The Revised Curriculum Controversy

Amy Zhang

If you happened to wander by the City Hall field during the afternoon of September 21st, perhaps you saw the cluster of students gathered in the centre  of the field and wondered what was going on. Unless you’ve taken a lengthy break from social media, where stories and posts pepper your Instagram and Facebook feeds, rallying Ontario students under the banner of #wethestudentsdonotconsent, you likely have some idea of the controversy surrounding the changes that Doug Ford’s Ontario government has made to the curriculum, particularly as it pertains to sexual education.

When reduced to its very fundamental elements, the situation at hand  can be roughly described as thus: the new Conservative party of Ontario will be forgoing the modern 2015 curriculum in favour of an interim curriculum from 1998. All of the shortcomings of the 1998 interim curriculum can be summarized in one word: outdated. Guidelines published before the legalization of same-sex marriage and before the boom of smartphones that has swept the younger generation, bringing its own host of issues, is problematic at best and downright dangerous at worst. The new curriculum will no longer be teaching same-sex marriage, cyberbullying, or even the importance of consent: in essence, sexual education will regress back to 1998, as though the most pressing modern issues are exactly those of twenty years ago.

Unsurprisingly, the decision sparked immediate outrage. Students and parents alike decried this regression: an online petition for Ford’s government to retain the 2015 curriculum gained tens of thousands of signatures in a relatively short period of time. Numerous articles and posts sprung up across newspapers and the internet, both protesting and ridiculing the decision. All in all, it rapidly proved to be extremely unpopular.

Why, then, was Ford’s government so keen on making this change? It’s impossible to step into the mind of the Conservative  party of Ontario and gauge their exact line of reasoning, but I’ll hazard a guess: it appeals to the groups that make up Ford’s voter base. The 2015 curriculum was not without its own share of controversy: in particular, a few religious groups, such as the Campaign Life Coalition, were fairly vocal in protest of the perceived radical additions of ideas such as gender versus sex, as well as same-sex  relationships. This change also falls in line with Ford’s campaign promise to revise the education system of Ontario, in order to give parents a stronger voice in deciding what their children learn. Rather cynically, one might claim that it’s for the sake of appealing to voters and securing reelection for Ford.

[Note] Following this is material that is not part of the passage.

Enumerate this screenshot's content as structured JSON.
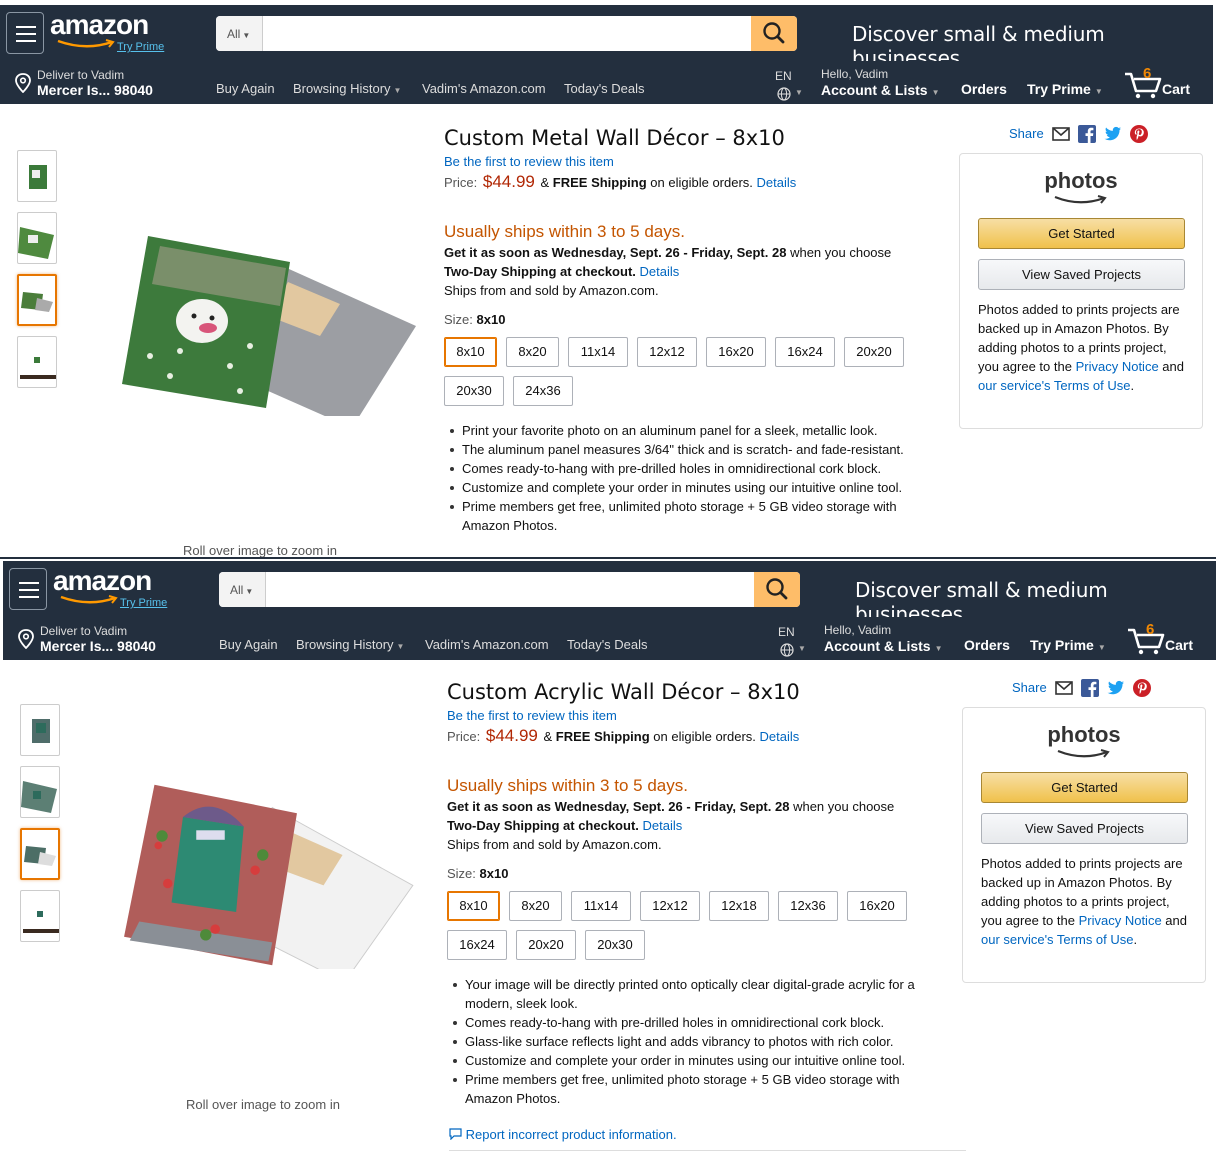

And, of course, the group that is most affected- the students- are too young to have a say in the matter. The responsibility to teach children and youths about vital ideas such as consent or same-sex marriage will fall onto parents: a responsibility that some may be unable, or unwilling to take on. Thus, without the guarantee of a uniform sexual education covering these key ideas, many will be left without a source of information.  Too young to vote in the last provincial election, the ones most affected, the students in elementary and secondary school, find themselves without a voice in the matter. That’s where the walkouts play a role.

But exactly how effective is this manner of protest? Perhaps not as much as it could be, or that it needs to be. After all, if you happened to go to the City Hall field, you may have been disappointed with the relatively small number of participants, or the sheer number of students who remarked that they were only there to skip a period. Though the movement was quite fiery on the internet, it was a little disheartening to see its actual execution. And, of course, it remains to be seen how affected Ford will be by the protests and the aforementioned petition.

I do not, of course, mean to discourage, or even offend, those who participated in the walkout. Without the ability to vote, the voice of youths, the party at greatest risk with this change, is oftentimes silenced: therefore, I commend you greatly for your efforts in finding an alternate method through which these concerns can be voiced. If nothing else, the movement has sparked media attention, with news outlets, both local and national, reporting on student walkouts. More importantly, however, these walkouts, as well as the flood of opposition expressed through social media, proves that we care. It sends a strong message to policy makers that, though still too young to vote, high school students are politically aware, and, vitally, able to organize themselves so as to make their opinions heard.